## Work order
Pick each line containing the word "JSON" out of the data below.

## Records from a data source

________

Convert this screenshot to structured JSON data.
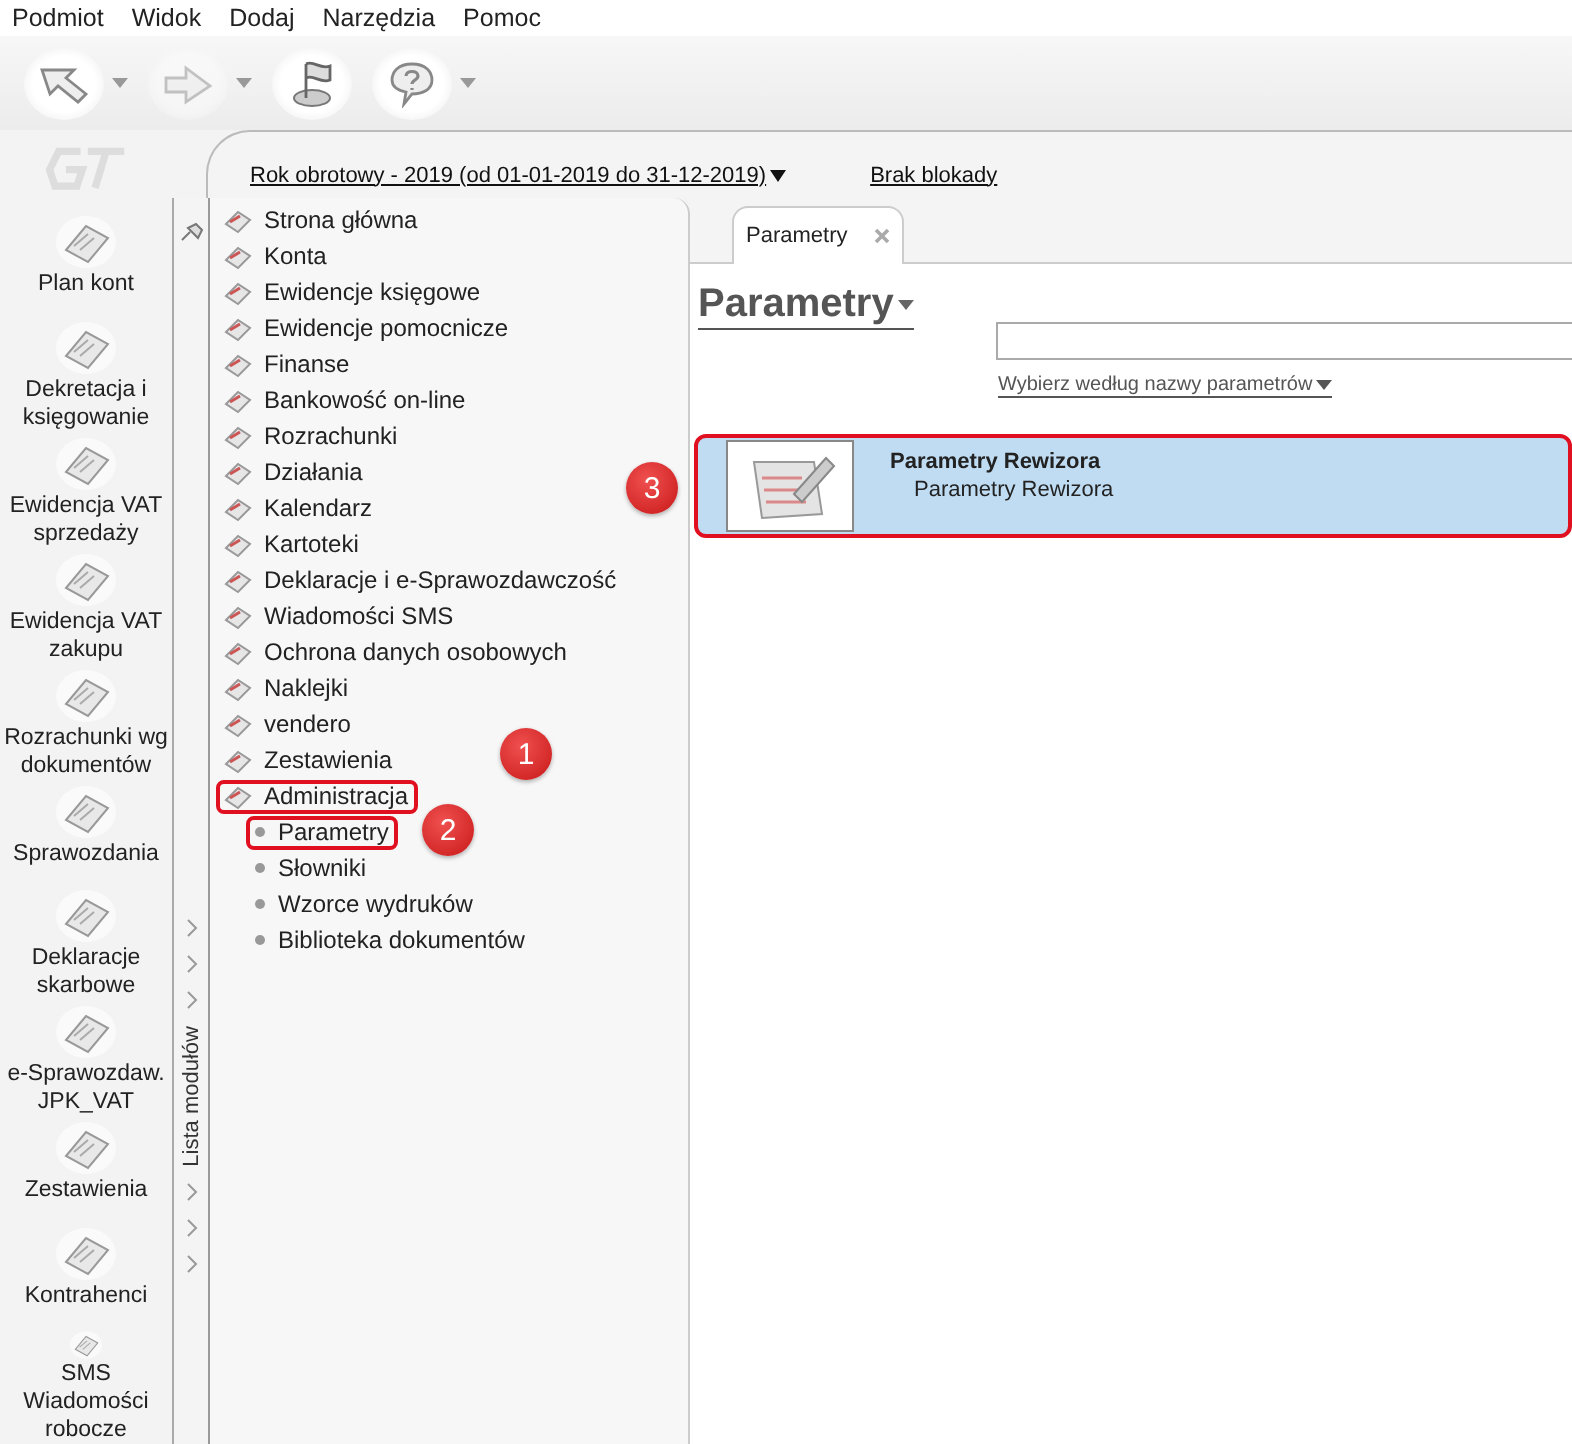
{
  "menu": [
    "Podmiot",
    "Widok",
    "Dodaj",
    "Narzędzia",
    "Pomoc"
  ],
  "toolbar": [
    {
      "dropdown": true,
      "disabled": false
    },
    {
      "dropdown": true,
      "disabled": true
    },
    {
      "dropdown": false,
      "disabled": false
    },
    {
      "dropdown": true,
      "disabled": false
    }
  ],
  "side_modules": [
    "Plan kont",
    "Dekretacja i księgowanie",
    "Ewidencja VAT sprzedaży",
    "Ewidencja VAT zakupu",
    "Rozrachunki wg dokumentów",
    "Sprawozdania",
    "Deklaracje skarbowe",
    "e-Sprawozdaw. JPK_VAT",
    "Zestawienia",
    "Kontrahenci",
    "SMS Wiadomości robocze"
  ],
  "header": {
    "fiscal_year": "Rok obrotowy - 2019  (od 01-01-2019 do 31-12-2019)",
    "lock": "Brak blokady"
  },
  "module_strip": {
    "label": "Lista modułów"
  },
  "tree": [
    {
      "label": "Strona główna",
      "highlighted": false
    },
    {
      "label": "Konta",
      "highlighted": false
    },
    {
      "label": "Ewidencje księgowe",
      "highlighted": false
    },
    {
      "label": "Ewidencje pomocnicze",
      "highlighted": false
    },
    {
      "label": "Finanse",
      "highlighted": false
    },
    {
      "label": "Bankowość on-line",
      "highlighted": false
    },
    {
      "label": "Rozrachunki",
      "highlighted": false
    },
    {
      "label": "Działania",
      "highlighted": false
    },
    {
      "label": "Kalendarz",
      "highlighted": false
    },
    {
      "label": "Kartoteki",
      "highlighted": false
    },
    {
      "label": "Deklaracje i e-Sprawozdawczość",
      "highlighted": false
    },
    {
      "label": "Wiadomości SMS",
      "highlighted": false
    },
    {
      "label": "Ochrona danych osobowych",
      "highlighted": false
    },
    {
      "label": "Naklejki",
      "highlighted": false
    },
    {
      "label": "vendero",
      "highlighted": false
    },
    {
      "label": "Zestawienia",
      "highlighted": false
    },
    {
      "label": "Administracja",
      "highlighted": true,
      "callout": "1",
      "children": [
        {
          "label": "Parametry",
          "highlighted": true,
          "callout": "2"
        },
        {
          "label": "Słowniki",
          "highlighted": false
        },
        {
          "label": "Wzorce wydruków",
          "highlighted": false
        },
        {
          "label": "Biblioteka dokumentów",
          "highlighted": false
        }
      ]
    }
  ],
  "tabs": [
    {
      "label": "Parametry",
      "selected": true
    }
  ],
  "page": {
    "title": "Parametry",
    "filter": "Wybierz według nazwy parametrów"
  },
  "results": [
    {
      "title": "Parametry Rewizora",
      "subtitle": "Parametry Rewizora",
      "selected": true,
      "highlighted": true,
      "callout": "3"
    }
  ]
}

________

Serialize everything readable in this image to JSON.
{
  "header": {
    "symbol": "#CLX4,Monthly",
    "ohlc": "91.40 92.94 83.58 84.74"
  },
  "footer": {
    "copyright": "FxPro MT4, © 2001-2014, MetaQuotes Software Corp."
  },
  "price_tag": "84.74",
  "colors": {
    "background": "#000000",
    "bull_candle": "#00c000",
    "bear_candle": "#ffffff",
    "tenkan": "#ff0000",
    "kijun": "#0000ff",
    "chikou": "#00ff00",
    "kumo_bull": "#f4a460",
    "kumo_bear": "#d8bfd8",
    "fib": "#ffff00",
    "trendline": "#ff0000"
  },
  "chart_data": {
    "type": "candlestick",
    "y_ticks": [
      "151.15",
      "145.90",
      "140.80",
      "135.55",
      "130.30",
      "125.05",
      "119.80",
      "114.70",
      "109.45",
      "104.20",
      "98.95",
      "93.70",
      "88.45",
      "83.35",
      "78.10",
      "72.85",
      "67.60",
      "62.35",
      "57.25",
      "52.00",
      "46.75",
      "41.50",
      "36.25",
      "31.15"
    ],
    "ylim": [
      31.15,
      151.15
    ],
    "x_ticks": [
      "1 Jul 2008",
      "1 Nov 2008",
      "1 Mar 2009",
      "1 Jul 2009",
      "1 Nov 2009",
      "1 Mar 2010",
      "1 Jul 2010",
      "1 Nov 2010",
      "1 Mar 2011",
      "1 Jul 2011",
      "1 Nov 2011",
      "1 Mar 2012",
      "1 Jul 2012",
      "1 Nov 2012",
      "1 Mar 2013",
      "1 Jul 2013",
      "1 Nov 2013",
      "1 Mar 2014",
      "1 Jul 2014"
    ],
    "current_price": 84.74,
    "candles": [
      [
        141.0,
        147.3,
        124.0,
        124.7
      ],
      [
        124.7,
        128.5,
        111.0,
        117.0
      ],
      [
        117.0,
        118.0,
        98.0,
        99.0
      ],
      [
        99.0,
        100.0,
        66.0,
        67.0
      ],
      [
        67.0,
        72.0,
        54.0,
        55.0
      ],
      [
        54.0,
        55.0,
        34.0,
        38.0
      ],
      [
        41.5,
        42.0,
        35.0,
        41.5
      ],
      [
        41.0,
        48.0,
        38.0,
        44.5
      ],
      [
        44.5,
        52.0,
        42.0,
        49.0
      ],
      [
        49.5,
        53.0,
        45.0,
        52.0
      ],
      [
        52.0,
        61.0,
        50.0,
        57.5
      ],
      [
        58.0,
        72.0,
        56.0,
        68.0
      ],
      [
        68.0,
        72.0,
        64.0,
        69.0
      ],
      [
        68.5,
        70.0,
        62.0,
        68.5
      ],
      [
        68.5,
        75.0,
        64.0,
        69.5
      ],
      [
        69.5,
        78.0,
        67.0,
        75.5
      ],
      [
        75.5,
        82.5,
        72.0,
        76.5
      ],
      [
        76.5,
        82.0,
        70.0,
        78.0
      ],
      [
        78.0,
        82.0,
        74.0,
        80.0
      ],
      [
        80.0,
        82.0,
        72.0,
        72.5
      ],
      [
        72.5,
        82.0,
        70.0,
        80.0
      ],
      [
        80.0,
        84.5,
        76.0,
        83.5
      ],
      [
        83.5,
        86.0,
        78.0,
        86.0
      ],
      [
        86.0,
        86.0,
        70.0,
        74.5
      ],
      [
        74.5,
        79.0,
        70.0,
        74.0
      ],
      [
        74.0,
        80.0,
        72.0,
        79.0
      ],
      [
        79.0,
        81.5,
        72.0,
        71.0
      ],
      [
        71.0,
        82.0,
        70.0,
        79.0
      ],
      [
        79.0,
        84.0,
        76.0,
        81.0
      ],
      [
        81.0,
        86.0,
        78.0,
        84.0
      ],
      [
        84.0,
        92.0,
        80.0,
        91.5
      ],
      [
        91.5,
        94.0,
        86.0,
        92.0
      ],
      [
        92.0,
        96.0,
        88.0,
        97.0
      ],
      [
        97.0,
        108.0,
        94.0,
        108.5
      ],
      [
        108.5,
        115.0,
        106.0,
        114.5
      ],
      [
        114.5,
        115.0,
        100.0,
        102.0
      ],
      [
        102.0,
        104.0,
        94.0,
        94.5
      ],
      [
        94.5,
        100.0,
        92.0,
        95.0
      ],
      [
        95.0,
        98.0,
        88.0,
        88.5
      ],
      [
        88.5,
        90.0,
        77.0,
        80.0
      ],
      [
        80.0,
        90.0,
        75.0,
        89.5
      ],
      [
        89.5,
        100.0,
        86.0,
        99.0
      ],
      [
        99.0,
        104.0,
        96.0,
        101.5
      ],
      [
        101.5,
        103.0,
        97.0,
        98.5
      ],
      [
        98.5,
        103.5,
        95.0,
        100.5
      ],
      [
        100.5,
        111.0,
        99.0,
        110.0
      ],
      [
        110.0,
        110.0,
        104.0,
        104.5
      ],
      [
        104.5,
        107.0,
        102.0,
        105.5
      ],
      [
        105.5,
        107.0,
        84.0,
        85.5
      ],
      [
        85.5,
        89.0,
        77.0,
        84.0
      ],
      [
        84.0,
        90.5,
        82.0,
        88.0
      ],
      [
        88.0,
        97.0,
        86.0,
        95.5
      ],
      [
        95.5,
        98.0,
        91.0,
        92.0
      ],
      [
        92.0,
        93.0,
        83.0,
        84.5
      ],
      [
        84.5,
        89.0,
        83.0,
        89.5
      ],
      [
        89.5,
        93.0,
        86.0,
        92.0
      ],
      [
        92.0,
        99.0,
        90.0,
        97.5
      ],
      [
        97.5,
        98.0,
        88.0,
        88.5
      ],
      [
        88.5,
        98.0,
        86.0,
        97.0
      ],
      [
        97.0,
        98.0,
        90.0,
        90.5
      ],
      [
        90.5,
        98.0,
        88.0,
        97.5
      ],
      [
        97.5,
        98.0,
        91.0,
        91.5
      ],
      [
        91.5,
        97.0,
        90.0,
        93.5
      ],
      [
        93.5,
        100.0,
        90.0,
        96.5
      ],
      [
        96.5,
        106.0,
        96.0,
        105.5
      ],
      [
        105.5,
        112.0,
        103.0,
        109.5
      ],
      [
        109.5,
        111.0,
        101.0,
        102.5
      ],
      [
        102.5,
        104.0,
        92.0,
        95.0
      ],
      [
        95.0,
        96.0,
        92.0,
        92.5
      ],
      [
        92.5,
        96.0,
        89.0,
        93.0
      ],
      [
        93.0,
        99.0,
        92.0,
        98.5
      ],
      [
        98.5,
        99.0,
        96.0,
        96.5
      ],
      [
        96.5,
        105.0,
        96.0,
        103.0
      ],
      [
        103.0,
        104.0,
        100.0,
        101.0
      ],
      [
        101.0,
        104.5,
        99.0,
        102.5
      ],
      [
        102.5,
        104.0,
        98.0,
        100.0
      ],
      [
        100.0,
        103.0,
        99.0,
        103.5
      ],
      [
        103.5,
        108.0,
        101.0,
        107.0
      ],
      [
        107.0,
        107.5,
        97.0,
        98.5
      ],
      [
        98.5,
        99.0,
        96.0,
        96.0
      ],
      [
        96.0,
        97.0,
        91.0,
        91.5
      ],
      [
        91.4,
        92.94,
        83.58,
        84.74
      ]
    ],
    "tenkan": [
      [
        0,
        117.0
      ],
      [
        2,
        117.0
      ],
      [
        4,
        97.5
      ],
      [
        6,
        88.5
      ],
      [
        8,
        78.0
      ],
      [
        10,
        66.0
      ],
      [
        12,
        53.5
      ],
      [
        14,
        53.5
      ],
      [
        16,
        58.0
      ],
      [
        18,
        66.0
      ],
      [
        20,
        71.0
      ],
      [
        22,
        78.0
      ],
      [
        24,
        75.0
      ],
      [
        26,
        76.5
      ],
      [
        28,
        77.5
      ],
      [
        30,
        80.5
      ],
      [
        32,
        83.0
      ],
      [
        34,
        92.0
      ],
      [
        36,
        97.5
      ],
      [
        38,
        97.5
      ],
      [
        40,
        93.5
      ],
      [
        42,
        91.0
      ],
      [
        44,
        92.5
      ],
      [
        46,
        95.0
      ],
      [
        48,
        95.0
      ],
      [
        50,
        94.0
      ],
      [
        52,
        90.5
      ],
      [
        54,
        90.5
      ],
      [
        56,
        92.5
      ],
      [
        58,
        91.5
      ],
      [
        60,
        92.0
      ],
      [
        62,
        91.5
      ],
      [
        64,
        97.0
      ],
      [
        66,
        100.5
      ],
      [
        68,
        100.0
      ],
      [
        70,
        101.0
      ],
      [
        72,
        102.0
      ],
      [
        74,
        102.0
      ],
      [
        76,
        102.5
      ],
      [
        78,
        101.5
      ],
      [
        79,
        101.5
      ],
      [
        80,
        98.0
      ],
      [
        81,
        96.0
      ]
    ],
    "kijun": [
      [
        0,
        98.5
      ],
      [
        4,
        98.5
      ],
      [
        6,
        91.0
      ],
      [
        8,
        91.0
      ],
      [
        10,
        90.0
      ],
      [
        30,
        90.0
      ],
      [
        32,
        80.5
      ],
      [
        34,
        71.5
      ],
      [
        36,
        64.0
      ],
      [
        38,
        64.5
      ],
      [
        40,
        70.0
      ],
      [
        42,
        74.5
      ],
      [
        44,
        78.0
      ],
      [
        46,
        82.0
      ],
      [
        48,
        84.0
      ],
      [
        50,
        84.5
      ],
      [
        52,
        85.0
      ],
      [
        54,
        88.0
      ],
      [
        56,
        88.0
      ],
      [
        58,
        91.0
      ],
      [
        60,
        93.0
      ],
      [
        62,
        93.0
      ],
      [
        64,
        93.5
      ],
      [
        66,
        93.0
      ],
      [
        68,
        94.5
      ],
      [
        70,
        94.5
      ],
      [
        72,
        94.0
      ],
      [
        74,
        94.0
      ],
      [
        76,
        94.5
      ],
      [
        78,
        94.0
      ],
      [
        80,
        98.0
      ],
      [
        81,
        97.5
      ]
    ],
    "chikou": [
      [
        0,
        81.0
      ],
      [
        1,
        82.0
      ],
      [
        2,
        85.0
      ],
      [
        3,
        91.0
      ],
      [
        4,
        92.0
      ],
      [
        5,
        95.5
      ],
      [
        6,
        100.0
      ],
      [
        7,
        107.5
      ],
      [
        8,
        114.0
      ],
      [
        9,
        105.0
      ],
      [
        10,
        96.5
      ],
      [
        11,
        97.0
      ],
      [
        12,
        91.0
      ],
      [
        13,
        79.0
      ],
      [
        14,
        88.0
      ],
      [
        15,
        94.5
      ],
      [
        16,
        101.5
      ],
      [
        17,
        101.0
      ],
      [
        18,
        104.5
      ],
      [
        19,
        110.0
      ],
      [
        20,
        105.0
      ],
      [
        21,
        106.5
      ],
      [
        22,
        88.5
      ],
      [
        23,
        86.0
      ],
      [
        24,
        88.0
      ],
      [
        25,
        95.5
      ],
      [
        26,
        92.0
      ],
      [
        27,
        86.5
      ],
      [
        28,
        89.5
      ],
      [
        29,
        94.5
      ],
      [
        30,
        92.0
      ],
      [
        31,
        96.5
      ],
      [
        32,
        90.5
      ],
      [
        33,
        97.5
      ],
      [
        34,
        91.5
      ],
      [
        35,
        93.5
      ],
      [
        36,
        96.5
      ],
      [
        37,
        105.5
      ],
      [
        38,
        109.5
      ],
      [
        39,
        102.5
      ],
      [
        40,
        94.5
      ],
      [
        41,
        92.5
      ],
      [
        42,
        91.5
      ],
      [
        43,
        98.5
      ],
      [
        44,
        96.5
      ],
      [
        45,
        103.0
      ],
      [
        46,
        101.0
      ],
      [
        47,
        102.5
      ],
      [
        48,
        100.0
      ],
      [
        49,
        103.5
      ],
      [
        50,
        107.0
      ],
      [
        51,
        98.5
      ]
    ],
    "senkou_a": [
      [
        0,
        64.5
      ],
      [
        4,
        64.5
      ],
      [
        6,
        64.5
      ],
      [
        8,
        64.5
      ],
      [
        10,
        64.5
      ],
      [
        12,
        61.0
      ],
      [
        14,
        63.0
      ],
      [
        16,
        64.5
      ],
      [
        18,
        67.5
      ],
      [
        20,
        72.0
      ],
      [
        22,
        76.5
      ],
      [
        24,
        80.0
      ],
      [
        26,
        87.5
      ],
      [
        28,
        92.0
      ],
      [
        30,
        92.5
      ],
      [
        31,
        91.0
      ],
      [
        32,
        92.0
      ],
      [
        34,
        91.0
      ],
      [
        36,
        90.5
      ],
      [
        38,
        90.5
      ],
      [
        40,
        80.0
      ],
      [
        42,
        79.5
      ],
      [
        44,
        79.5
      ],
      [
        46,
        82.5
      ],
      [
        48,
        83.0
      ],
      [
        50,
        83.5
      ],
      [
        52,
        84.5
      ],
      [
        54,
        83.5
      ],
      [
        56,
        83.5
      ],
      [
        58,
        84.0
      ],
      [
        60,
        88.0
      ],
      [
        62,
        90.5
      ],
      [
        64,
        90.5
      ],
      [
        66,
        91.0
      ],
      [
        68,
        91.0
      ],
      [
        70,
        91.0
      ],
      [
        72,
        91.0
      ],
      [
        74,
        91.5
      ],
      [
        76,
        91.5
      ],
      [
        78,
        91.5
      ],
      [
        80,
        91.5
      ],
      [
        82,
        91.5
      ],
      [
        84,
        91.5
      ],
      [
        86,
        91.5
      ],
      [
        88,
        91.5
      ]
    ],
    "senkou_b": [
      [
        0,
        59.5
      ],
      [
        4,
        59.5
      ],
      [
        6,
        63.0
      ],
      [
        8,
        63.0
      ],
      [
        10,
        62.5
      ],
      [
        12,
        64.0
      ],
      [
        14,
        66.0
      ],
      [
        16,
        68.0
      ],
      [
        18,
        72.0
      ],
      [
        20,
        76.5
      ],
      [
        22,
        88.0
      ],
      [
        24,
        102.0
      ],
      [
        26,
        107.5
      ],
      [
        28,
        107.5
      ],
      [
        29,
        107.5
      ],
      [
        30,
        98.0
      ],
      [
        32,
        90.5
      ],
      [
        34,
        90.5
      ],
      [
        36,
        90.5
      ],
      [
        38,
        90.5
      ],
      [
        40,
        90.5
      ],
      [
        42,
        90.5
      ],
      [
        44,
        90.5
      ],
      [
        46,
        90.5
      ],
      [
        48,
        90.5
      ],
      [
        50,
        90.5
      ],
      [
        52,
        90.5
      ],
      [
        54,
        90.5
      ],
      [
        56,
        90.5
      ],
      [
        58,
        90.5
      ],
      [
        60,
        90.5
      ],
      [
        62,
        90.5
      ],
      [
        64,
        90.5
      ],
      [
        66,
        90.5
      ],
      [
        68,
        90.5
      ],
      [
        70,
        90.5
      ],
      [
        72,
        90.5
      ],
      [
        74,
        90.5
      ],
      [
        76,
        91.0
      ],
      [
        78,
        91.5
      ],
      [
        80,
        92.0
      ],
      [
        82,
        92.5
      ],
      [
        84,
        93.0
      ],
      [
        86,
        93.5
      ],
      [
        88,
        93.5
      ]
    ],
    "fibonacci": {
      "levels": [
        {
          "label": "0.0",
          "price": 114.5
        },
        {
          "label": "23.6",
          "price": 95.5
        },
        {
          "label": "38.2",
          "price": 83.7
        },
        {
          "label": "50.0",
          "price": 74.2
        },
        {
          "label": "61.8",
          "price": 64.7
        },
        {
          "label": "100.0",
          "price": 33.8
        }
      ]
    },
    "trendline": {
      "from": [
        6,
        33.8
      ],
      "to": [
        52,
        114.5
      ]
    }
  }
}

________

## Final answer
Convert this screenshot to structured JSON data.
Serialize everything readable in this image to JSON.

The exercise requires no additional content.